There were a few friends who were my rocks during this time. One day, one of them introduced me to “The Power of Vulnerability” by Brene Brown. This book was the catalyst for what became a slow burn to re-build my self-esteem. In her work, Brene offers ten guideposts for wholehearted living. These guideposts gave me hope and as I applied them, I made small changes. I worked hard on following the guideposts and slowly re-entered the world, one step at a time. It was up and down, but I was beginning to heal.
Fast forward to 2018, when I commenced work with IPS Management Consultants. My Director, Damien Chalk, invited me to work for IPS after encountering me in a casual role; he was aware of my previous successes and experience through colleagues. Damien provided me with opportunities and challenges; age was no barrier to him.
I struggled to back myself initially, but he encouraged me to rebuild my resilience and to take on amazing projects that made a difference to the lives of people. He encouraged my love of leadership and my ability to provide exceptional customer service to our clients. I have rebuilt a wonderful career in leadership and overcome much personal adversity. This has enabled me to achieve my dream of home ownership.
I am stronger, more resilient, and am always willing to be vulnerable. With these qualities, I am extremely well placed to help others become courageous leaders. I am now working in the twilight of my career, with additional skills and qualifications in leadership. My passion for keeping up with everchanging technologies is flourishing. I am working with clients like the ATO; government trading enterprises; tier one corporate clients, in additional to small local businesses; not for profit organisations and community groups. It is deeply rewarding and humbling to work with my clients.
I am proud of the resilience I have developed. As I continue towards the end of my career, I am determined to show that a person's contributions and impact should not be determined by age. To the older men and women out there, don't let your age define you. You have so much more to contribute.
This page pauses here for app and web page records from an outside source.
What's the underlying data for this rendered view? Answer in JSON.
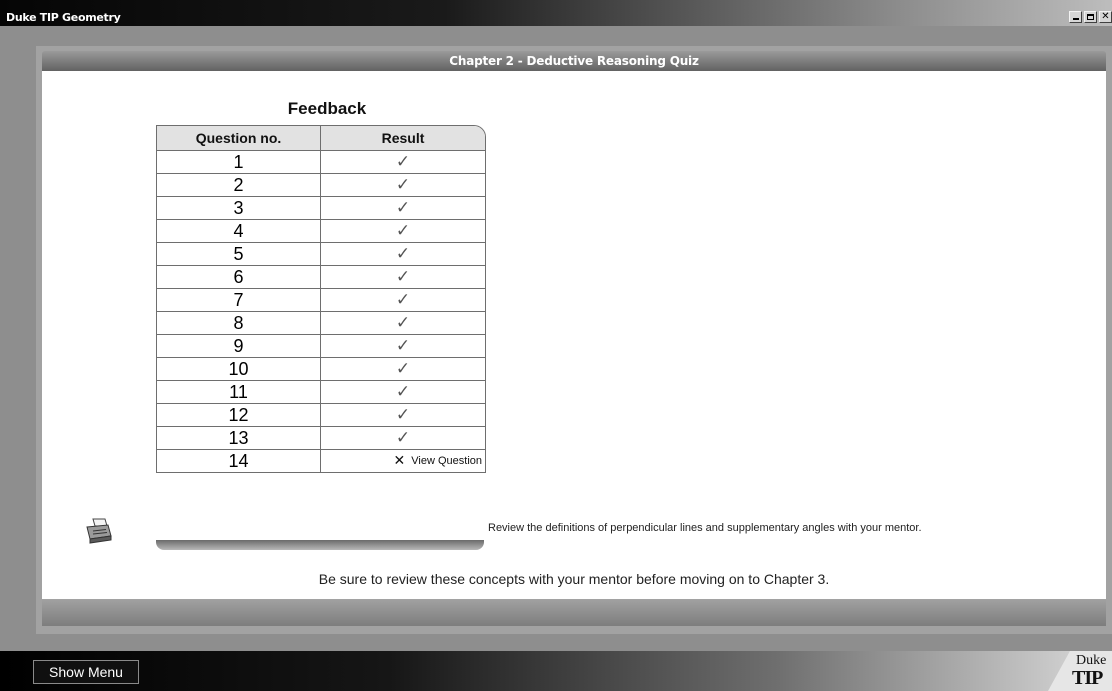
{
  "window": {
    "title": "Duke TIP Geometry",
    "controls": {
      "close": "✕"
    }
  },
  "quiz": {
    "header": "Chapter 2 - Deductive Reasoning Quiz",
    "feedback_title": "Feedback",
    "columns": {
      "question": "Question no.",
      "result": "Result"
    },
    "rows": [
      {
        "q": "1",
        "result": "✓",
        "correct": true
      },
      {
        "q": "2",
        "result": "✓",
        "correct": true
      },
      {
        "q": "3",
        "result": "✓",
        "correct": true
      },
      {
        "q": "4",
        "result": "✓",
        "correct": true
      },
      {
        "q": "5",
        "result": "✓",
        "correct": true
      },
      {
        "q": "6",
        "result": "✓",
        "correct": true
      },
      {
        "q": "7",
        "result": "✓",
        "correct": true
      },
      {
        "q": "8",
        "result": "✓",
        "correct": true
      },
      {
        "q": "9",
        "result": "✓",
        "correct": true
      },
      {
        "q": "10",
        "result": "✓",
        "correct": true
      },
      {
        "q": "11",
        "result": "✓",
        "correct": true
      },
      {
        "q": "12",
        "result": "✓",
        "correct": true
      },
      {
        "q": "13",
        "result": "✓",
        "correct": true
      },
      {
        "q": "14",
        "result": "✕",
        "correct": false,
        "link": "View Question"
      }
    ],
    "review_note": "Review the definitions of perpendicular lines and supplementary angles with your mentor.",
    "bottom_message": "Be sure to review these concepts with your mentor before moving on to Chapter 3.",
    "print_icon": "printer-icon"
  },
  "footer": {
    "menu_button": "Show Menu",
    "logo": {
      "line1": "Duke",
      "line2": "TIP"
    }
  }
}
If any of the above has struck a chord with you, please don't hesitate to contact me on 08 9721 7057.